··· PROVIDED MATERIAL
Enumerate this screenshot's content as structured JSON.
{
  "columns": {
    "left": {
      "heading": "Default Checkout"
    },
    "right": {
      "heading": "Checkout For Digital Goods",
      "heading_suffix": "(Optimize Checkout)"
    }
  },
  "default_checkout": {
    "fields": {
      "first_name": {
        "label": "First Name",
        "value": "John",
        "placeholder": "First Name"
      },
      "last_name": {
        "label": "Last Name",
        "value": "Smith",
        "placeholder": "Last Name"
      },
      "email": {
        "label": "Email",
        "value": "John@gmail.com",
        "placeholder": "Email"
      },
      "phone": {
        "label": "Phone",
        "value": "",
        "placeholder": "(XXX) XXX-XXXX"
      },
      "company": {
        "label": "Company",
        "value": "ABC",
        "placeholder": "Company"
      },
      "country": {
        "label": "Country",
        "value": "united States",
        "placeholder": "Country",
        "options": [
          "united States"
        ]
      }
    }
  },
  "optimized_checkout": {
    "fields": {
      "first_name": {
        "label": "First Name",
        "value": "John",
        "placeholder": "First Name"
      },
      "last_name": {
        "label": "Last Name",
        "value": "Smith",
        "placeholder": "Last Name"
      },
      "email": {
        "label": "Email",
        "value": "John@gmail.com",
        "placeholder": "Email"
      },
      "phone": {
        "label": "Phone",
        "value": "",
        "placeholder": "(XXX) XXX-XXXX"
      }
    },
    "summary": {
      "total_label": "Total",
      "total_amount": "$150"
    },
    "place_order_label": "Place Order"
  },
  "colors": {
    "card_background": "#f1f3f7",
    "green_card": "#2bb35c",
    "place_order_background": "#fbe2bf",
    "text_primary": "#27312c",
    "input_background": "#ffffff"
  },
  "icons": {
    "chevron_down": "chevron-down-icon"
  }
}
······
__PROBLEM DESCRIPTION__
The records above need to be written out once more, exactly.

__REPLY__
Enumerate this screenshot's content as structured JSON.
{
  "columns": {
    "left": {
      "heading": "Default Checkout"
    },
    "right": {
      "heading": "Checkout For Digital Goods",
      "heading_suffix": "(Optimize Checkout)"
    }
  },
  "default_checkout": {
    "fields": {
      "first_name": {
        "label": "First Name",
        "value": "John",
        "placeholder": "First Name"
      },
      "last_name": {
        "label": "Last Name",
        "value": "Smith",
        "placeholder": "Last Name"
      },
      "email": {
        "label": "Email",
        "value": "John@gmail.com",
        "placeholder": "Email"
      },
      "phone": {
        "label": "Phone",
        "value": "",
        "placeholder": "(XXX) XXX-XXXX"
      },
      "company": {
        "label": "Company",
        "value": "ABC",
        "placeholder": "Company"
      },
      "country": {
        "label": "Country",
        "value": "united States",
        "placeholder": "Country",
        "options": [
          "united States"
        ]
      }
    }
  },
  "optimized_checkout": {
    "fields": {
      "first_name": {
        "label": "First Name",
        "value": "John",
        "placeholder": "First Name"
      },
      "last_name": {
        "label": "Last Name",
        "value": "Smith",
        "placeholder": "Last Name"
      },
      "email": {
        "label": "Email",
        "value": "John@gmail.com",
        "placeholder": "Email"
      },
      "phone": {
        "label": "Phone",
        "value": "",
        "placeholder": "(XXX) XXX-XXXX"
      }
    },
    "summary": {
      "total_label": "Total",
      "total_amount": "$150"
    },
    "place_order_label": "Place Order"
  },
  "colors": {
    "card_background": "#f1f3f7",
    "green_card": "#2bb35c",
    "place_order_background": "#fbe2bf",
    "text_primary": "#27312c",
    "input_background": "#ffffff"
  },
  "icons": {
    "chevron_down": "chevron-down-icon"
  }
}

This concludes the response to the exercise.